But this is a movie blog, not a TV blog. So the main purpose of discussing this pilot was to dissect how it fits into the overall Marvel Cinematic Universe. Overall, it fits in really well. There is talk of gamma radiation and Extremis that will make fans happy. There is even a sign advertising Stark Industries on the side of a bus. I am sure there are plenty of Easter Eggs that I missed, another concern I have about the overall show is how they will use these Easter Eggs. Peppering each episode with them won't keep people watching, so it will fun to see how they use them. Samuel L. Jackson has already expressed interesting in making guest appearances on the show. Could other members of The Avengers make a special appearance? Can they legally do that based upon their Marvel contracts? We will just have to wait and see how things pan out. I feel that ABC has to make a strong first season before we can think about big guest appearances though.

So to sum it all up, I liked the pilot. It definitely left me wanting to see the next episode, so that is a plus. It is going to be fun to see how this series continues to fit into the overall Marvel Universe. But I do have some hesitations, one person needs to take control of this show and allow it to shine. They need to take their time with their ideas and establish them in a clever, intelligent manner.
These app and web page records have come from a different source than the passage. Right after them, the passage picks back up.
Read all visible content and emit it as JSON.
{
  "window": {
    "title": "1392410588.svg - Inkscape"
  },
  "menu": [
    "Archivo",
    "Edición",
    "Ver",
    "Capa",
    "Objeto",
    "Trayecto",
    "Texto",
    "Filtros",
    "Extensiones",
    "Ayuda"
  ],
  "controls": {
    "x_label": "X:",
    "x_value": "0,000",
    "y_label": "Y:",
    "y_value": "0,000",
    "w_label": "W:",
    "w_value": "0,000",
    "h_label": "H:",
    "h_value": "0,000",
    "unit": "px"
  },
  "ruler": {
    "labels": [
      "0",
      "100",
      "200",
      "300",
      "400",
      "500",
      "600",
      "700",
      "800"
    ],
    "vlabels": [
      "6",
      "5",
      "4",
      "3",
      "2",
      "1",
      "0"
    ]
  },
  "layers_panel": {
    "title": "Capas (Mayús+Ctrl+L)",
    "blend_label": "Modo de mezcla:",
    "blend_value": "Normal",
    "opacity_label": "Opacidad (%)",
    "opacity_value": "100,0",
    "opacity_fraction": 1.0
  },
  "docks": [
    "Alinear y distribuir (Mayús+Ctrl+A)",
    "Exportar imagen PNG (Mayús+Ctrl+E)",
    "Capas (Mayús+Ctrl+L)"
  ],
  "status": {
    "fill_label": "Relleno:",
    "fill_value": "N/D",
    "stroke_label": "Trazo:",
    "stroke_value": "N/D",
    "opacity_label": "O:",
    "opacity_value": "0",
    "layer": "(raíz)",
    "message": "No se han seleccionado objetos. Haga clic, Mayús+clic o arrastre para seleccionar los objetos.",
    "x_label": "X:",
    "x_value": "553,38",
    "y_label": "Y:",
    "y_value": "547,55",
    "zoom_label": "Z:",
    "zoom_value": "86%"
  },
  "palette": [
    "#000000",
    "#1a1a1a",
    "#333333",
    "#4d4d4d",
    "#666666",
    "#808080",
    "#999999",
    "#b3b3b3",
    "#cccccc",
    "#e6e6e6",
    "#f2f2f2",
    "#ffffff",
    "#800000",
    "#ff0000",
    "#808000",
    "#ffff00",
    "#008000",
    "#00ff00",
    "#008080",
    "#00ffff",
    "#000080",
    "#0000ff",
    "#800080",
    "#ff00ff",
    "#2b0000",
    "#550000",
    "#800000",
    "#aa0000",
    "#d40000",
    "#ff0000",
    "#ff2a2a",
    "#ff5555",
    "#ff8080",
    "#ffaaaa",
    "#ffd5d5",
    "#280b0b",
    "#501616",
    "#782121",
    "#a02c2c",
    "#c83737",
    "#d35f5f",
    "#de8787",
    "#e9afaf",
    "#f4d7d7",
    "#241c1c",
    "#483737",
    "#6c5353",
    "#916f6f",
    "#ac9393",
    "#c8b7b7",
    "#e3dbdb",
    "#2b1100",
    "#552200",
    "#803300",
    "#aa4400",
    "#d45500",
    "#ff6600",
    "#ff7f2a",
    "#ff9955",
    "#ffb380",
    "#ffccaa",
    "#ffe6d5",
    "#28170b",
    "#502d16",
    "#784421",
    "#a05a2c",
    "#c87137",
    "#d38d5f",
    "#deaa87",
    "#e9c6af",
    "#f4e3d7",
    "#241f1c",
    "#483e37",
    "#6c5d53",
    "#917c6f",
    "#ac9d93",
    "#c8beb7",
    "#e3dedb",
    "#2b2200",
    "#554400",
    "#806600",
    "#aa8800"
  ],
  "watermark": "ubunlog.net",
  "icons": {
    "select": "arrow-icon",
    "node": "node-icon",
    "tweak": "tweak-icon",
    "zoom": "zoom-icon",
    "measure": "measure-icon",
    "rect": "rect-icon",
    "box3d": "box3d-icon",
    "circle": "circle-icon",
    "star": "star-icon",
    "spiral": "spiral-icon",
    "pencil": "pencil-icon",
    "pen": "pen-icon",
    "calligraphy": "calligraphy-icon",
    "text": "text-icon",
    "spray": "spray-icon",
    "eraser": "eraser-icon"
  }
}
If they do that then "Agents of S.H.I.E.L.D." will be a wildly popular show, if they don't then it might not last five episodes.


  1. As a Whedonite Obsessy, I actually took away that the show would focus on the shady corporation that is using this technology to try to take control of the world/amass power... not really their search for others with superpowers. This is just based on the same theme in EVERYTHING else Whedon has done. Ex: Angel-- Evil Law Firm Wolfram and Hart; Dollhouse-- Rossum Corporation; Cabin in the woods- The Secret Corporation; Buffy-kind of the Watcher organization in later seasons, but more of a stretch for overarching bad guy; Firefly-- The Alliance which is a government but one that controls the ability of the populace to receive goods and services. Otherwise totally agree on the pilot.

  2. I kinda hope the show steers in that direction, and if you re-watch all the movies in Phase One, you can see clues of that. In "The Incredible Hulk," we learn that SHIELD monitors everyone's e-mails. In "The Avengers," we learn that SHIELD is willing to lie for the greater good, but are they still "good" if they have to lie? I think that focusing on corporation massing power would be great. And if the show was solely in Whedon's hands, it would probably be like that. But so many other hands want to stir this pot that its hard what the show will focus on. That scares me, because I want the show to be a hit.